By the mid–’60s, The Committee had spread its wings. It opened a theater on the Sunset Strip in Los Angeles (where most of its surviving members live today). They had gigs in venues as disparate as Berlin and Austin, Texas. They had a run in New York, overcoming what their producer, Arthur Cantor, called that city’s “reliance on tax-deductible people, tourists and prices that kept out the younger crowd.” In one of those bursts of entrepreneurial creativity that characterized the group, they ran up against New York’s regulations forbidding them to sell alcohol in a theater. They solved the problem by giving booze away.
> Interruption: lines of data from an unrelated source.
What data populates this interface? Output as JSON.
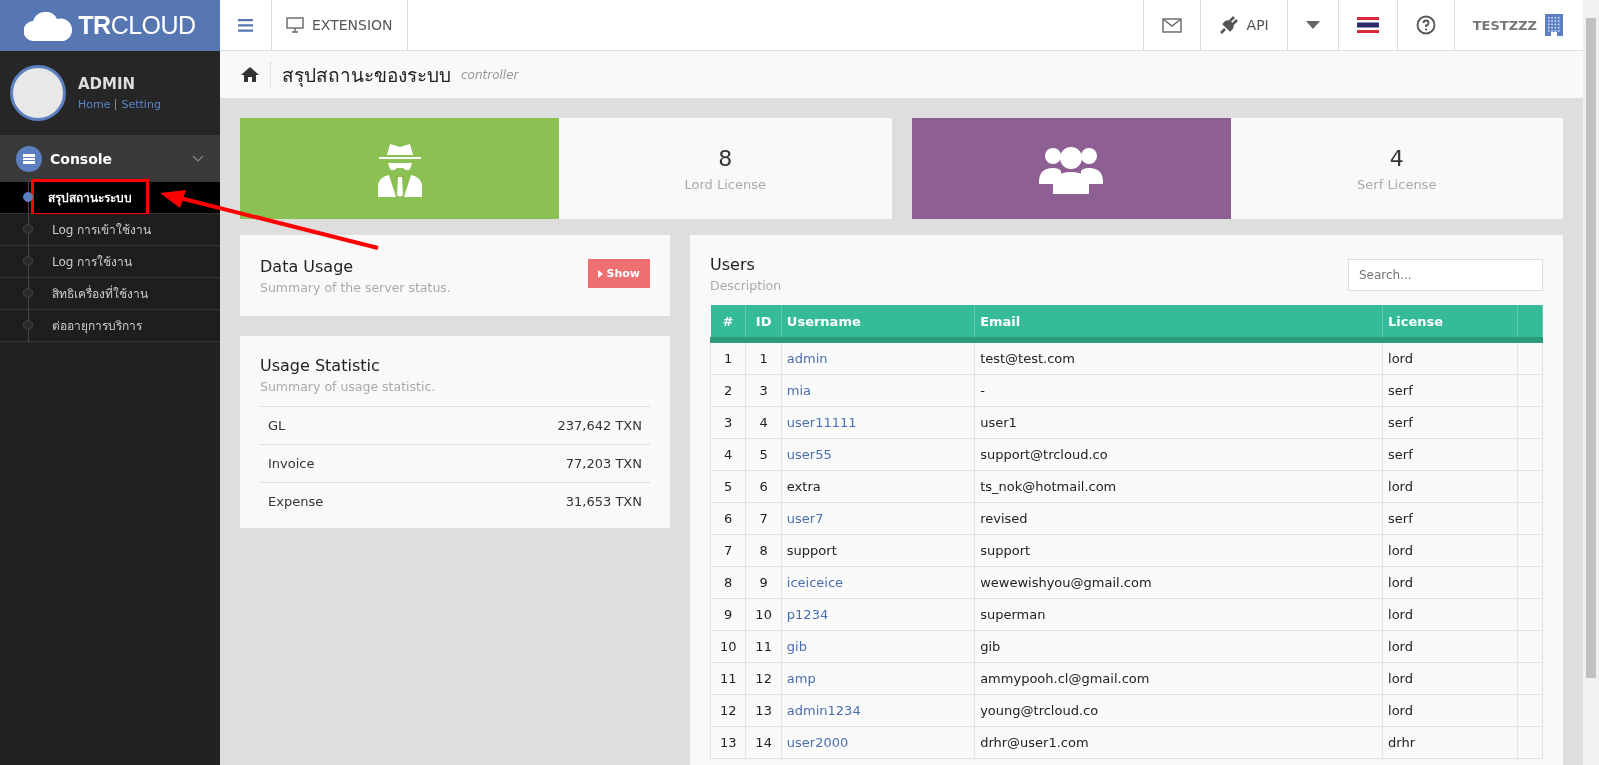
{
  "brand": {
    "name_bold": "TR",
    "name_light": "CLOUD"
  },
  "topbar": {
    "extension": "EXTENSION",
    "api": "API",
    "user": "TESTZZZ"
  },
  "profile": {
    "name": "ADMIN",
    "links": [
      "Home",
      "Setting"
    ]
  },
  "sidebar": {
    "section": "Console",
    "expanded": true,
    "items": [
      {
        "label": "สรุปสถานะระบบ",
        "selected": true,
        "annotated": true
      },
      {
        "label": "Log การเข้าใช้งาน",
        "selected": false,
        "annotated": false
      },
      {
        "label": "Log การใช้งาน",
        "selected": false,
        "annotated": false
      },
      {
        "label": "สิทธิเครื่องที่ใช้งาน",
        "selected": false,
        "annotated": false
      },
      {
        "label": "ต่ออายุการบริการ",
        "selected": false,
        "annotated": false
      }
    ]
  },
  "page": {
    "title": "สรุปสถานะของระบบ",
    "subtitle": "controller"
  },
  "licenses": [
    {
      "kind": "lord",
      "count": "8",
      "label": "Lord License"
    },
    {
      "kind": "serf",
      "count": "4",
      "label": "Serf License"
    }
  ],
  "data_usage": {
    "title": "Data Usage",
    "subtitle": "Summary of the server status.",
    "button": "Show"
  },
  "usage_statistic": {
    "title": "Usage Statistic",
    "subtitle": "Summary of usage statistic.",
    "rows": [
      {
        "label": "GL",
        "value": "237,642 TXN"
      },
      {
        "label": "Invoice",
        "value": "77,203 TXN"
      },
      {
        "label": "Expense",
        "value": "31,653 TXN"
      }
    ]
  },
  "users": {
    "title": "Users",
    "description": "Description",
    "search": {
      "placeholder": "Search..."
    },
    "columns": [
      "#",
      "ID",
      "Username",
      "Email",
      "License"
    ],
    "rows": [
      {
        "cells": [
          "1",
          "1",
          "admin",
          "test@test.com",
          "lord"
        ],
        "linked": true
      },
      {
        "cells": [
          "2",
          "3",
          "mia",
          "-",
          "serf"
        ],
        "linked": true
      },
      {
        "cells": [
          "3",
          "4",
          "user11111",
          "user1",
          "serf"
        ],
        "linked": true
      },
      {
        "cells": [
          "4",
          "5",
          "user55",
          "support@trcloud.co",
          "serf"
        ],
        "linked": true
      },
      {
        "cells": [
          "5",
          "6",
          "extra",
          "ts_nok@hotmail.com",
          "lord"
        ],
        "linked": false
      },
      {
        "cells": [
          "6",
          "7",
          "user7",
          "revised",
          "serf"
        ],
        "linked": true
      },
      {
        "cells": [
          "7",
          "8",
          "support",
          "support",
          "lord"
        ],
        "linked": false
      },
      {
        "cells": [
          "8",
          "9",
          "iceiceice",
          "wewewishyou@gmail.com",
          "lord"
        ],
        "linked": true
      },
      {
        "cells": [
          "9",
          "10",
          "p1234",
          "superman",
          "lord"
        ],
        "linked": true
      },
      {
        "cells": [
          "10",
          "11",
          "gib",
          "gib",
          "lord"
        ],
        "linked": true
      },
      {
        "cells": [
          "11",
          "12",
          "amp",
          "ammypooh.cl@gmail.com",
          "lord"
        ],
        "linked": true
      },
      {
        "cells": [
          "12",
          "13",
          "admin1234",
          "young@trcloud.co",
          "lord"
        ],
        "linked": true
      },
      {
        "cells": [
          "13",
          "14",
          "user2000",
          "drhr@user1.com",
          "drhr"
        ],
        "linked": true
      }
    ]
  }
}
The group also ventured into television, performing on the “Flip Wilson Show” and many times on the “Dick Cavett Show.” Before its demise in 1973, it is estimated that The Committee had performed before 5 million people, including a 1966 “Satirathon” at the Broadway venue in which 3,000 people were admitted in shifts until the remaining disappointed line-standers had to be sent away at 6 o’clock in the morning.


Larry Hankin in front of 622 Broadway in 2012.

Photograph by Jamie Wright

During its nine-year run, The Committee turned in new directions. Shaw believes that the group took a turn from “civil rights to more drug-oriented material,” which seemed to mirror a change in the direction of society. Two suburban housewives, for instance, were cast in an LSD-inspired dialogue.

The major change, however, was the group’s adoption of “the long forum,” known, for debatable and obscure reasons, as “The Harold.” The Harold was improv without a net. A suggested word from the audience, say “Cuisinart,” might lead to an unplanned set-up involving an incompetent Cuisinart repairman that would embark the players on a 45-minute adventure in communication and miscommunication. Done badly, of course, this can be taxing for spectators. Shaw believed that done well, the form allowed audiences to see the creative process at work in a way that other art forms did not.

By 1969, some think The Committee had lost its political edge. Myerson said that “now politics is too frightening for satire.” Larry Hankin added, “We can’t attack the sacred cows any more because the sacred cows are attacking each other.” At any rate, it was difficult to make fun of the slaughters in Vietnam and Biafra.

The group was losing money by the ’70s, the audience was declining and there was somewhat of a consensus that the improv form had become stale.

The shuttering of The Committee says nothing about the importance of the group in the history of American comedy. Most all of its members went on to significant second acts. Carl Gottleib was to write the great American comedy, The Jerk. Gary Goodrow has had credit in more than 50 films, and, perhaps most significantly, a key role in the 1973 production of The National Lampoon’s Lemmings at New York’s Village Gate where he worked with the then-undiscovered John Belushi and Chevy Chase. This production Shaw sees as establishing a direct connection between the revolutionary work of The Committee and the emergence of “Saturday Night Live.”

An even more direct connection to SNL can be seen in the career of Del Close, the “mad scientist” director of The Committee in the mid-’60s. After leaving The Committee, he returned to Chicago and in the years following became the “house metaphysician” for “Saturday Night Live,” coaching the likes of Tina Fey, Billy Murray, Mike Myers, Stephen Colbert and Gilda Radner.

Even with his later prominence, however, Close could look back on the San Francisco scene of the ’60s as providing a perfect storm for generating the off-center comedy The Committee was offering. His colleagues recall how he would sit at a table at Enrico’s and comment on the passing scene. “San Francisco,” he would say, “is the only place in the world where certifiable crazies are performing as functioning members of society.”